Problem: From the first line to the last, please write out the data exactly.

(Records from a data collection)
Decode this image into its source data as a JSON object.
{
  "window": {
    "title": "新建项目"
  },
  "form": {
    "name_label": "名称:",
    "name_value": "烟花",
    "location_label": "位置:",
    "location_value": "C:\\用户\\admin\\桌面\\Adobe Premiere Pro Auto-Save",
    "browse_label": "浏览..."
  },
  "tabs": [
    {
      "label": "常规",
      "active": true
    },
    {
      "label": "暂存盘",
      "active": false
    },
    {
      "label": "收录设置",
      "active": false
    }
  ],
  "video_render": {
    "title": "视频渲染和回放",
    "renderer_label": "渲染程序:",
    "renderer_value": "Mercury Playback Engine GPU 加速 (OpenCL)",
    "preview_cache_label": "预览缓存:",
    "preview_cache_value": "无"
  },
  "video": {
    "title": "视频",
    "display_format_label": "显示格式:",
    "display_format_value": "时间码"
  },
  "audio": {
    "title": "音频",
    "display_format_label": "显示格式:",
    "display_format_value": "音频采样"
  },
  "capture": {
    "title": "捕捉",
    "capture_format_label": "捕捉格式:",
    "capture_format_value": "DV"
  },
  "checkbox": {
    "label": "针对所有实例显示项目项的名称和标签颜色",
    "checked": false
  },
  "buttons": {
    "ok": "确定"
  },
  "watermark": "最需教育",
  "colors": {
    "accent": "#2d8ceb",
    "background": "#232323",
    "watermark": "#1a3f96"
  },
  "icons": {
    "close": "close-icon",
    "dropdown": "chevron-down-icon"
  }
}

Final answer:
Decode this image into its source data as a JSON object.
{
  "window": {
    "title": "新建项目"
  },
  "form": {
    "name_label": "名称:",
    "name_value": "烟花",
    "location_label": "位置:",
    "location_value": "C:\\用户\\admin\\桌面\\Adobe Premiere Pro Auto-Save",
    "browse_label": "浏览..."
  },
  "tabs": [
    {
      "label": "常规",
      "active": true
    },
    {
      "label": "暂存盘",
      "active": false
    },
    {
      "label": "收录设置",
      "active": false
    }
  ],
  "video_render": {
    "title": "视频渲染和回放",
    "renderer_label": "渲染程序:",
    "renderer_value": "Mercury Playback Engine GPU 加速 (OpenCL)",
    "preview_cache_label": "预览缓存:",
    "preview_cache_value": "无"
  },
  "video": {
    "title": "视频",
    "display_format_label": "显示格式:",
    "display_format_value": "时间码"
  },
  "audio": {
    "title": "音频",
    "display_format_label": "显示格式:",
    "display_format_value": "音频采样"
  },
  "capture": {
    "title": "捕捉",
    "capture_format_label": "捕捉格式:",
    "capture_format_value": "DV"
  },
  "checkbox": {
    "label": "针对所有实例显示项目项的名称和标签颜色",
    "checked": false
  },
  "buttons": {
    "ok": "确定"
  },
  "watermark": "最需教育",
  "colors": {
    "accent": "#2d8ceb",
    "background": "#232323",
    "watermark": "#1a3f96"
  },
  "icons": {
    "close": "close-icon",
    "dropdown": "chevron-down-icon"
  }
}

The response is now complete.